Hogan pledges to address house tax data concerns


MINISTER FOR the Environment Phil Hogan has said his department will work with the Data Protection Commissioner to address “valid concerns” he had raised about the way information is shared to pursue payment of the household charge.

* The commissioner, Billy Hawkes, confirmed he had made “urgent contact” with the Departmentafter issues emerged with the website launched on January 1st to allow individuals pay the €100 tax.

Mr Hawkes described as a “disturbing development” the proposal to use information held by the ESB to pursue payments.

He said the issue had been very much on his office’s “radar” because it had arisen previously when the legislation providing for a €200 tax on second homes had been published.

He said that while there was a certain expectation of some data- sharing between government agencies, this was “extending the tentacles of the State into the commercial area”.

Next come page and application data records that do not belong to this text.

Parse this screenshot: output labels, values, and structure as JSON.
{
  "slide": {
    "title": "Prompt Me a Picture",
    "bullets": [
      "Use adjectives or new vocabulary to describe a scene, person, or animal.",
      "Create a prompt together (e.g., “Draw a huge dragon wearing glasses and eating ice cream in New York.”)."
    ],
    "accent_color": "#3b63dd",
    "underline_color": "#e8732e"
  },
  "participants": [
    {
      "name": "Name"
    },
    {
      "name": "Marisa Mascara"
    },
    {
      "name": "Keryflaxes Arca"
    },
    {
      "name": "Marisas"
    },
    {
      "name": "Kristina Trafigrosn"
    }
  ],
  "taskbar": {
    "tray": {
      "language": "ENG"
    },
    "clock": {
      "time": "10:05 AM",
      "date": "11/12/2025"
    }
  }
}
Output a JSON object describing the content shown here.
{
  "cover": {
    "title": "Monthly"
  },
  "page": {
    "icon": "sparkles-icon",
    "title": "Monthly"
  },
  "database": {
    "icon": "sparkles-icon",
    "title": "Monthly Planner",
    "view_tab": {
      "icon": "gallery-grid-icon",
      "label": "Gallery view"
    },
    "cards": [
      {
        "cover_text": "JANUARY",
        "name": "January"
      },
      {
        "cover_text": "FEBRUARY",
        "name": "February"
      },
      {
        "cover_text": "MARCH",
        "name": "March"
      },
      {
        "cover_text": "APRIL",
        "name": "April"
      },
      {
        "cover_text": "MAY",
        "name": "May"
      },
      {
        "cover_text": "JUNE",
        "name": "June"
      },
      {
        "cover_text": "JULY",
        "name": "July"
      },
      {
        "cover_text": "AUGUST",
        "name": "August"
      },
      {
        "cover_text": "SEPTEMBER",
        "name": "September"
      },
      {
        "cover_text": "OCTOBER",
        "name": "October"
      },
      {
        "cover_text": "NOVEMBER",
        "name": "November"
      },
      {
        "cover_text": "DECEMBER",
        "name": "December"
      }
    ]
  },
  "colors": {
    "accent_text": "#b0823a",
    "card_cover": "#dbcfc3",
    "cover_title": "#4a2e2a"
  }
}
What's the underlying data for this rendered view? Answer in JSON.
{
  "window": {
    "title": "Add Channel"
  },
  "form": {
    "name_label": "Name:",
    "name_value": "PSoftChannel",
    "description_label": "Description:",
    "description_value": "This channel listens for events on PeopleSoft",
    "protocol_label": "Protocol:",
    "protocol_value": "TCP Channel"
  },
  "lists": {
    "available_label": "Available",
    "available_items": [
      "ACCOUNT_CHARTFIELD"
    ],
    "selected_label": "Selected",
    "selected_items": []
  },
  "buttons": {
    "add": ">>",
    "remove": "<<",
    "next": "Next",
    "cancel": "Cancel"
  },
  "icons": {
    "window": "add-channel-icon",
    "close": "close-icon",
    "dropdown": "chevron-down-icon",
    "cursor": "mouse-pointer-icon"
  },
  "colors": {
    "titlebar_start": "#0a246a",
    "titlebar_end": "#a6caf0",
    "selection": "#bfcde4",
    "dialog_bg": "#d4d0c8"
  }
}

“We have had urgent contact with the Department of the Environment and have agreed with them that if there is to be any access to ESB data, it will be on the basis of a strict protocol, governing the minimum amount of information that is to be sought from the ESB and the security provisions governing it,” Mr Hawkes said.

Mr Hogan insisted the householdcharge.ie website set up for payment of the tax adhered to “the required data protection and privacy standards”.

Issues in relation to the website’s privacy statement would be “addressed immediately”, he said in a statement.

Mr Hogan said no data-sharing between “relevant data holders” would take place in advance of this agreement with the commissioner. Information from bodies such as the ESB would not be needed until after March 31st, which was the payment deadline.

It was his intention that any access to data would be “as limited as is practicably possible”.

Speaking to reporters later outside Leinster House, Mr Hogan was asked why his department had not consulted the commissioner’s office before now, given the charge had first been proposed as early as last summer.

He said his department had been in contact with the commissioner’s office on “a number of occasions” in December, and a meeting would take place next week that had been arranged before Christmas.

All the issues in the legislation had been cleared by the Attorney General and the data protection protocols could be discussed with the commissioner, he said.

He accepted the commissioner had identified a number of “valid issues” which he would be glad to discuss.

His department would work with the commissioner “to make sure that we comply with information, and respect the privacy of individuals”.

“We need to track down people that don’t pay, in some way,” he said.

As of yesterday afternoon, some 13,000 people had signed up to pay the charge, generating about €1.3 million.

Details collected by the householdcharge.ie site include an individual’s PPS number, even though the tax applies to a property and is not levied on an individual basis.

Mr Hogan said this was necessary to ensure individuals were properly identified, citing cases where more than one family member living in a townland shared a name.

He said the numbers of people paying the charge was “a clear indication of compliance with the legislation and the acceptance that the household charge is necessary to fund vital local services in our communities”.


What information is sought by the householdcharge.ie website when you set up an account?

Name and email address, which are mandatory

Phone number and mobile phone number – these can be left unfilled if the user ticks a box stating he/she does not want to receive text messages

Address of property associated with the account and the correspondence address

Website indicates it has “matched” the person with the address they entered. It indicates it has “matched” an individual to the address entered even if an address not associated with the individual is entered. This appears to indicate the site is not, in fact, matching data to a PPS number from another source

What type of piped water supply connection the property has. It is not clear why this information is sought

Whether the property is a house, apartment or bedsit

It allows a one-off payment of the €100 or the establishment of a direct debit, to pay in four instalments

Payment information such as credit card number is not stored by the householdcharge.ie site, but is processed by a third party, Realex Payments

* This article was edited on Thursday, January 12th, 2012 to correct an error that occurred in the editing process.